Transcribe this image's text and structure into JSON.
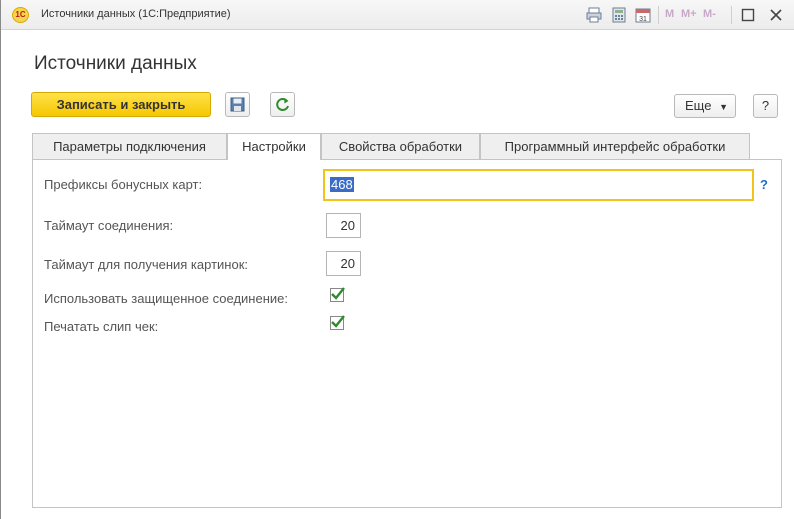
{
  "titlebar": {
    "title": "Источники данных  (1С:Предприятие)",
    "logo_text": "1С",
    "icons": [
      "print-icon",
      "calculator-icon",
      "calendar-icon"
    ],
    "memory_buttons": [
      "M",
      "M+",
      "M-"
    ]
  },
  "page": {
    "title": "Источники данных"
  },
  "toolbar": {
    "save_close_label": "Записать и закрыть",
    "save_icon": "floppy-disk-icon",
    "refresh_icon": "refresh-icon",
    "more_label": "Еще",
    "help_label": "?"
  },
  "tabs": [
    {
      "label": "Параметры подключения",
      "active": false
    },
    {
      "label": "Настройки",
      "active": true
    },
    {
      "label": "Свойства обработки",
      "active": false
    },
    {
      "label": "Программный интерфейс обработки",
      "active": false
    }
  ],
  "form": {
    "bonus_prefix_label": "Префиксы бонусных карт:",
    "bonus_prefix_value": "468",
    "bonus_prefix_help": "?",
    "timeout_label": "Таймаут соединения:",
    "timeout_value": "20",
    "image_timeout_label": "Таймаут для получения картинок:",
    "image_timeout_value": "20",
    "secure_label": "Использовать защищенное соединение:",
    "secure_checked": true,
    "print_slip_label": "Печатать слип чек:",
    "print_slip_checked": true
  },
  "colors": {
    "accent": "#f6c700",
    "check": "#2e8b2e",
    "link": "#1e6fc0",
    "selection": "#3a6cc7"
  }
}
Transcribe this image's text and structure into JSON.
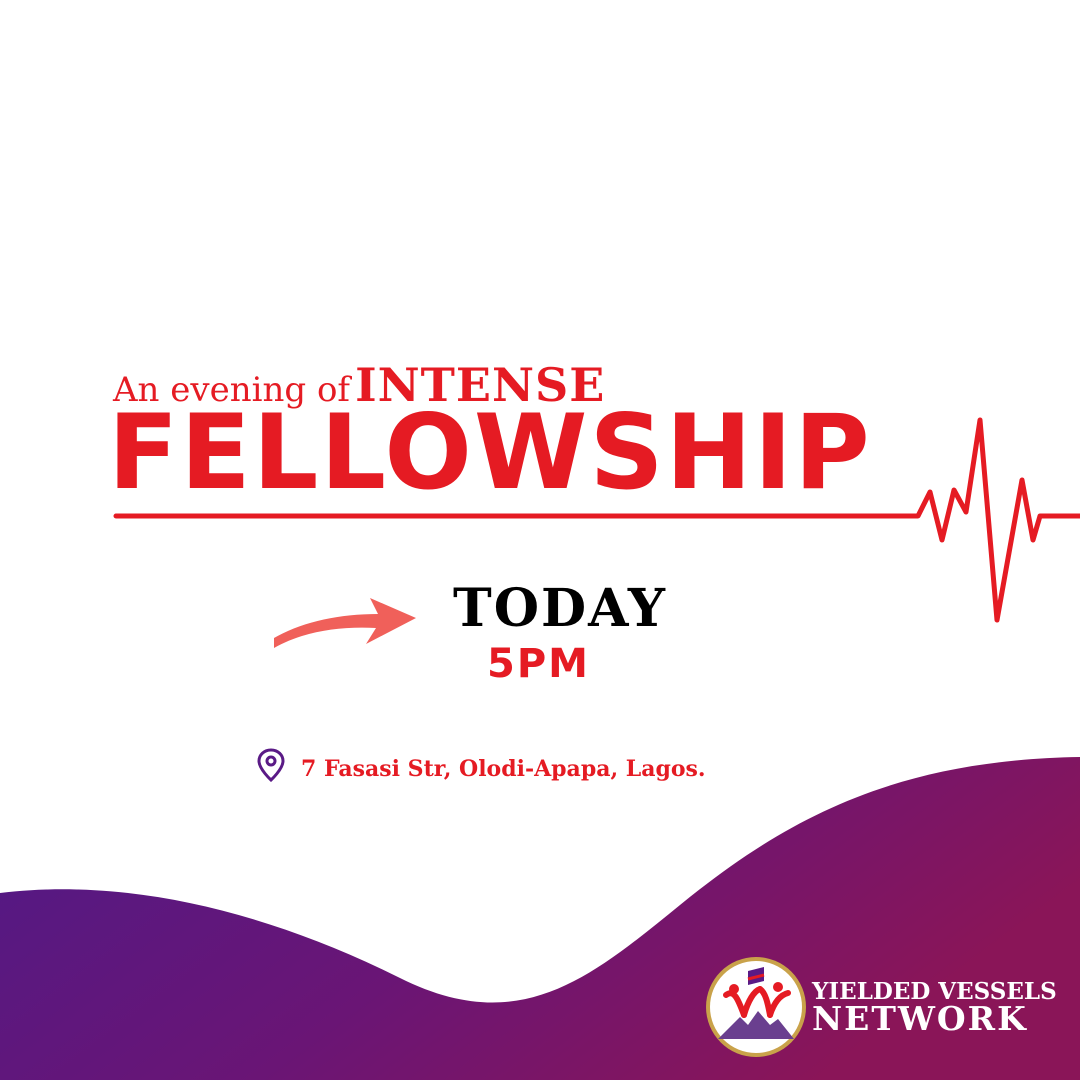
{
  "headline": {
    "pre_title": "An evening of",
    "pre_title_emphasis": "INTENSE",
    "title": "FELLOWSHIP"
  },
  "event": {
    "day": "TODAY",
    "time": "5PM",
    "address": "7 Fasasi Str, Olodi-Apapa, Lagos."
  },
  "organization": {
    "name_line1": "YIELDED VESSELS",
    "name_line2": "NETWORK"
  },
  "icons": {
    "arrow": "arrow-right-icon",
    "location": "location-pin-icon",
    "heartbeat": "heartbeat-line-icon",
    "logo": "organization-logo-icon"
  },
  "colors": {
    "accent_red": "#e51b23",
    "arrow_coral": "#f0605a",
    "wave_purple": "#5a1a86",
    "wave_magenta": "#8a1a5a",
    "text_dark": "#000000"
  }
}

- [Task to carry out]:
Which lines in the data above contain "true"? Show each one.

- [Exercise output]:
      "active": true
    "secure_checked": true,
    "print_slip_checked": true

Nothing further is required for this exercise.